Achilleas Souras’s life jackets designed for refugees
Arrives at Maxxi in Rome the igloo of young Achilleas Souras with a mission: to raise awareness of the world
Some stars of contemporary art have made their social and political cause and, more specifically, the hot topic of immigration and refugees
their battle horse and their media (and commercial) success at the international level. In the head, the Chinese He Weiwei,
who continues to occupy newspaper pages all over the world with his works
(a giant black raft is currently exhibited at the National Gallery in Prague) focused on immigration policies, the conditions of all refugees the world.
But even the ants in their little ones are pissed off.
The ant is called Achilleas Souras, Greek / English father, Thai / Austrian / Italian mother, lives in Barcelona and above
all has always been a great passion for Lego. The same passion that brought her to retrieve abandoned
life jackets on the island of Lesbos (there are over 400 thousand) and to build us an igloo of first-aid for refugees.
The objective is not so much that of recycling, which is, however, an important issue, but is aimed at raising awareness on the issue of refugees.
The first installment of the album “Save Our Souls” was exhibited at the Maritime Museum of Barcelona in 2016.
Then he traveled around the world, making his way to Cape Town, Milan, Los Angeles, New York and many other cities.
The young man was contacted by Patrizia Moroso and together they began to think of the creation of an igloo larger than the original project.
The new installation was inaugurated during the last Fuori Salone in Moroso’s showroom: a 3-meter-high igloo
made with 800 rescue vests abandoned and shipped thanks to the help of the mayor of Lesbos Island.
Next Steps? On June 20th, at the International Day of Refugees, Save Our Souls will be installed at
the same time as the Maxxi of Rome with

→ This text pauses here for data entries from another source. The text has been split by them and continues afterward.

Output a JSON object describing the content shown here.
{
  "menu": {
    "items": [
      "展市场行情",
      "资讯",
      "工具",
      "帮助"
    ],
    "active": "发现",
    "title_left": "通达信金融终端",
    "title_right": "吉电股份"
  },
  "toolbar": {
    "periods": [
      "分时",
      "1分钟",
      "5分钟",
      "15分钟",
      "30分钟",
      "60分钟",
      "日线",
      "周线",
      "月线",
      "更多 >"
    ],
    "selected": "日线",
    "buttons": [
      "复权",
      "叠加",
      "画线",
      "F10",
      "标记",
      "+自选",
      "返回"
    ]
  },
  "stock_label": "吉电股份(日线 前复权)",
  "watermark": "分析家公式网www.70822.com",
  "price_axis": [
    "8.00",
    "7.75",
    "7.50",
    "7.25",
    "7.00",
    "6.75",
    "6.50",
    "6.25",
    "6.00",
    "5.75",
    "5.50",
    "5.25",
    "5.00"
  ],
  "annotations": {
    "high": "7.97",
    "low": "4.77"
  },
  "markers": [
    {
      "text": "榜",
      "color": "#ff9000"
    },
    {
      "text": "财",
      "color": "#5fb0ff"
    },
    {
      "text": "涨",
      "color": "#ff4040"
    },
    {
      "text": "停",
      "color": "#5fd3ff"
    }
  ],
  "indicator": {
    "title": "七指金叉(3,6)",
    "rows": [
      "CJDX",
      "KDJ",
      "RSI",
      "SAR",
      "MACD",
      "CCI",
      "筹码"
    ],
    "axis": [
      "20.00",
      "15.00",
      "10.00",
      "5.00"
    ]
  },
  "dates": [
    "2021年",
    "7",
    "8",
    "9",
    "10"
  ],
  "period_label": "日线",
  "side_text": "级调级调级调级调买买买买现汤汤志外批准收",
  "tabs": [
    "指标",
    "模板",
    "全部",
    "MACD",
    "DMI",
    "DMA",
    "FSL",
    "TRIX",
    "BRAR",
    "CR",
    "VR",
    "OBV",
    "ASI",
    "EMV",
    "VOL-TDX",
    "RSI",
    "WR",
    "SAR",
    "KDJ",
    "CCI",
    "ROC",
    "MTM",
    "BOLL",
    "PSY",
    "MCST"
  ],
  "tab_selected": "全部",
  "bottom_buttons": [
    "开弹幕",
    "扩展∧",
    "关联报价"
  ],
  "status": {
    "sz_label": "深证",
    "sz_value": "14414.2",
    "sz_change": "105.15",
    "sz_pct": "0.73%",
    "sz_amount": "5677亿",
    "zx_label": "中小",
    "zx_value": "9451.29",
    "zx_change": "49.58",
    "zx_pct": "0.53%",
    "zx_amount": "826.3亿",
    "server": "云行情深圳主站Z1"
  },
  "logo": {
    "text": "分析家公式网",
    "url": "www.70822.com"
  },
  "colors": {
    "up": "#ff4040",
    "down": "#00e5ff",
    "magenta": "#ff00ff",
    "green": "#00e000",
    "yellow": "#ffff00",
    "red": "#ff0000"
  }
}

the patronage of UNHCR, the Tomorrow’s Museum of Rio de Janeiro and the El
Born Cultural Center in Barcelona for the week of Refugee will organize a series of events throughout the city.
From August 4, Save Our Souls will be exhibited at the Human Rights Museum in Winnipeg for 6 months. Small heroes grow up: applause!